▸ **WHAT IS BEING ASKED**: Every entry should appear in your answer exactly as it does here.
Segment Open
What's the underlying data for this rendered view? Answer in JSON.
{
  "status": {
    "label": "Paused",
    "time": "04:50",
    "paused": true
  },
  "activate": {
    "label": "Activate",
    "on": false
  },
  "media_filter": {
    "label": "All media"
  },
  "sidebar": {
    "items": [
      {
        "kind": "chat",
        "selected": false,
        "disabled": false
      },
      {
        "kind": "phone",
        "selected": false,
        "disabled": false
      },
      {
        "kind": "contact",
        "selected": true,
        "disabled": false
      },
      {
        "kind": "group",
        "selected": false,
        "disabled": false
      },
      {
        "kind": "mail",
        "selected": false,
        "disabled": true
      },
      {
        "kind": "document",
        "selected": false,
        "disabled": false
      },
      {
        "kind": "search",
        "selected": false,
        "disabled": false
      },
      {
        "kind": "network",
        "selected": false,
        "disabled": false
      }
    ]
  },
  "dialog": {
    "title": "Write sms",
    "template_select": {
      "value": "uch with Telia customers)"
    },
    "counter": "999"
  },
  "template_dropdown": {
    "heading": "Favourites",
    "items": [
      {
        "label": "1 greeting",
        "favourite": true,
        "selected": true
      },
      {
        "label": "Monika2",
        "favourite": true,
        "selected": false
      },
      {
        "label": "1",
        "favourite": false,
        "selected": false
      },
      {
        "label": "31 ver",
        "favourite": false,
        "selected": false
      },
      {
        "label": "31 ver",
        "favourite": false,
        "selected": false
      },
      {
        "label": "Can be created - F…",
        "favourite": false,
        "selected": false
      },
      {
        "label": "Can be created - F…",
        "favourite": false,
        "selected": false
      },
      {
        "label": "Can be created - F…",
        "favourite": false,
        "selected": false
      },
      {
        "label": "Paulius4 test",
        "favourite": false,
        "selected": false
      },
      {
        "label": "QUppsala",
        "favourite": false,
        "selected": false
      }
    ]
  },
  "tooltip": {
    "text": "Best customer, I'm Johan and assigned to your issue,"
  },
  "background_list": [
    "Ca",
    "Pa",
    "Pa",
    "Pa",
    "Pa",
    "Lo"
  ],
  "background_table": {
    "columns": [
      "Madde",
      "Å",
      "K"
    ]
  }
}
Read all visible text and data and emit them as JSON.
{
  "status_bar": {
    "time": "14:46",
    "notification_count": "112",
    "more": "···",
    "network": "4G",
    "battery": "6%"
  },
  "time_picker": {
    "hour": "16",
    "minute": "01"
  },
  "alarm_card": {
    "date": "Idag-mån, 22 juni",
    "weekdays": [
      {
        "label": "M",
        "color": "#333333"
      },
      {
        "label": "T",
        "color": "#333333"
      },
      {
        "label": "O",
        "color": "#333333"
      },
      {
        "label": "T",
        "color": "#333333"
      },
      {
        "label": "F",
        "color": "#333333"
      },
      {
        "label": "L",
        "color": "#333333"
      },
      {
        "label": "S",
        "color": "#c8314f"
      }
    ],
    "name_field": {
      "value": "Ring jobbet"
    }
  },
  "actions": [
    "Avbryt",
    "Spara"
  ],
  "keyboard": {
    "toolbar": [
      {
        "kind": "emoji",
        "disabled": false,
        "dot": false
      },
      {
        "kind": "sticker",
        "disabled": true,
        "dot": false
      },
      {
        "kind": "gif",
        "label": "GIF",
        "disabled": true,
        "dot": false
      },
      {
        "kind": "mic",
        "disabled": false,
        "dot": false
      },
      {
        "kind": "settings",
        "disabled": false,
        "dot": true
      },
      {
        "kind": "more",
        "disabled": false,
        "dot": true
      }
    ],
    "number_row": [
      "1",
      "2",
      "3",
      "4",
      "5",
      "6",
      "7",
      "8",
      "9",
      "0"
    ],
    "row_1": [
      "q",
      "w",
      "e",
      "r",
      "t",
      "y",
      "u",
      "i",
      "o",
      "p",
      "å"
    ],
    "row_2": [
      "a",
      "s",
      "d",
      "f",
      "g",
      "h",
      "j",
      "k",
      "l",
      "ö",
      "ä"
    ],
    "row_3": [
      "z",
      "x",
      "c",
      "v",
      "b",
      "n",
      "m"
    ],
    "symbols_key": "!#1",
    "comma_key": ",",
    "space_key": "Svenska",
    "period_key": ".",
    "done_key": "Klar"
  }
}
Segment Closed
▸ **TASK ANSWER**:
What's the underlying data for this rendered view? Answer in JSON.
{
  "status": {
    "label": "Paused",
    "time": "04:50",
    "paused": true
  },
  "activate": {
    "label": "Activate",
    "on": false
  },
  "media_filter": {
    "label": "All media"
  },
  "sidebar": {
    "items": [
      {
        "kind": "chat",
        "selected": false,
        "disabled": false
      },
      {
        "kind": "phone",
        "selected": false,
        "disabled": false
      },
      {
        "kind": "contact",
        "selected": true,
        "disabled": false
      },
      {
        "kind": "group",
        "selected": false,
        "disabled": false
      },
      {
        "kind": "mail",
        "selected": false,
        "disabled": true
      },
      {
        "kind": "document",
        "selected": false,
        "disabled": false
      },
      {
        "kind": "search",
        "selected": false,
        "disabled": false
      },
      {
        "kind": "network",
        "selected": false,
        "disabled": false
      }
    ]
  },
  "dialog": {
    "title": "Write sms",
    "template_select": {
      "value": "uch with Telia customers)"
    },
    "counter": "999"
  },
  "template_dropdown": {
    "heading": "Favourites",
    "items": [
      {
        "label": "1 greeting",
        "favourite": true,
        "selected": true
      },
      {
        "label": "Monika2",
        "favourite": true,
        "selected": false
      },
      {
        "label": "1",
        "favourite": false,
        "selected": false
      },
      {
        "label": "31 ver",
        "favourite": false,
        "selected": false
      },
      {
        "label": "31 ver",
        "favourite": false,
        "selected": false
      },
      {
        "label": "Can be created - F…",
        "favourite": false,
        "selected": false
      },
      {
        "label": "Can be created - F…",
        "favourite": false,
        "selected": false
      },
      {
        "label": "Can be created - F…",
        "favourite": false,
        "selected": false
      },
      {
        "label": "Paulius4 test",
        "favourite": false,
        "selected": false
      },
      {
        "label": "QUppsala",
        "favourite": false,
        "selected": false
      }
    ]
  },
  "tooltip": {
    "text": "Best customer, I'm Johan and assigned to your issue,"
  },
  "background_list": [
    "Ca",
    "Pa",
    "Pa",
    "Pa",
    "Pa",
    "Lo"
  ],
  "background_table": {
    "columns": [
      "Madde",
      "Å",
      "K"
    ]
  }
}
Read all visible text and data and emit them as JSON.
{
  "status_bar": {
    "time": "14:46",
    "notification_count": "112",
    "more": "···",
    "network": "4G",
    "battery": "6%"
  },
  "time_picker": {
    "hour": "16",
    "minute": "01"
  },
  "alarm_card": {
    "date": "Idag-mån, 22 juni",
    "weekdays": [
      {
        "label": "M",
        "color": "#333333"
      },
      {
        "label": "T",
        "color": "#333333"
      },
      {
        "label": "O",
        "color": "#333333"
      },
      {
        "label": "T",
        "color": "#333333"
      },
      {
        "label": "F",
        "color": "#333333"
      },
      {
        "label": "L",
        "color": "#333333"
      },
      {
        "label": "S",
        "color": "#c8314f"
      }
    ],
    "name_field": {
      "value": "Ring jobbet"
    }
  },
  "actions": [
    "Avbryt",
    "Spara"
  ],
  "keyboard": {
    "toolbar": [
      {
        "kind": "emoji",
        "disabled": false,
        "dot": false
      },
      {
        "kind": "sticker",
        "disabled": true,
        "dot": false
      },
      {
        "kind": "gif",
        "label": "GIF",
        "disabled": true,
        "dot": false
      },
      {
        "kind": "mic",
        "disabled": false,
        "dot": false
      },
      {
        "kind": "settings",
        "disabled": false,
        "dot": true
      },
      {
        "kind": "more",
        "disabled": false,
        "dot": true
      }
    ],
    "number_row": [
      "1",
      "2",
      "3",
      "4",
      "5",
      "6",
      "7",
      "8",
      "9",
      "0"
    ],
    "row_1": [
      "q",
      "w",
      "e",
      "r",
      "t",
      "y",
      "u",
      "i",
      "o",
      "p",
      "å"
    ],
    "row_2": [
      "a",
      "s",
      "d",
      "f",
      "g",
      "h",
      "j",
      "k",
      "l",
      "ö",
      "ä"
    ],
    "row_3": [
      "z",
      "x",
      "c",
      "v",
      "b",
      "n",
      "m"
    ],
    "symbols_key": "!#1",
    "comma_key": ",",
    "space_key": "Svenska",
    "period_key": ".",
    "done_key": "Klar"
  }
}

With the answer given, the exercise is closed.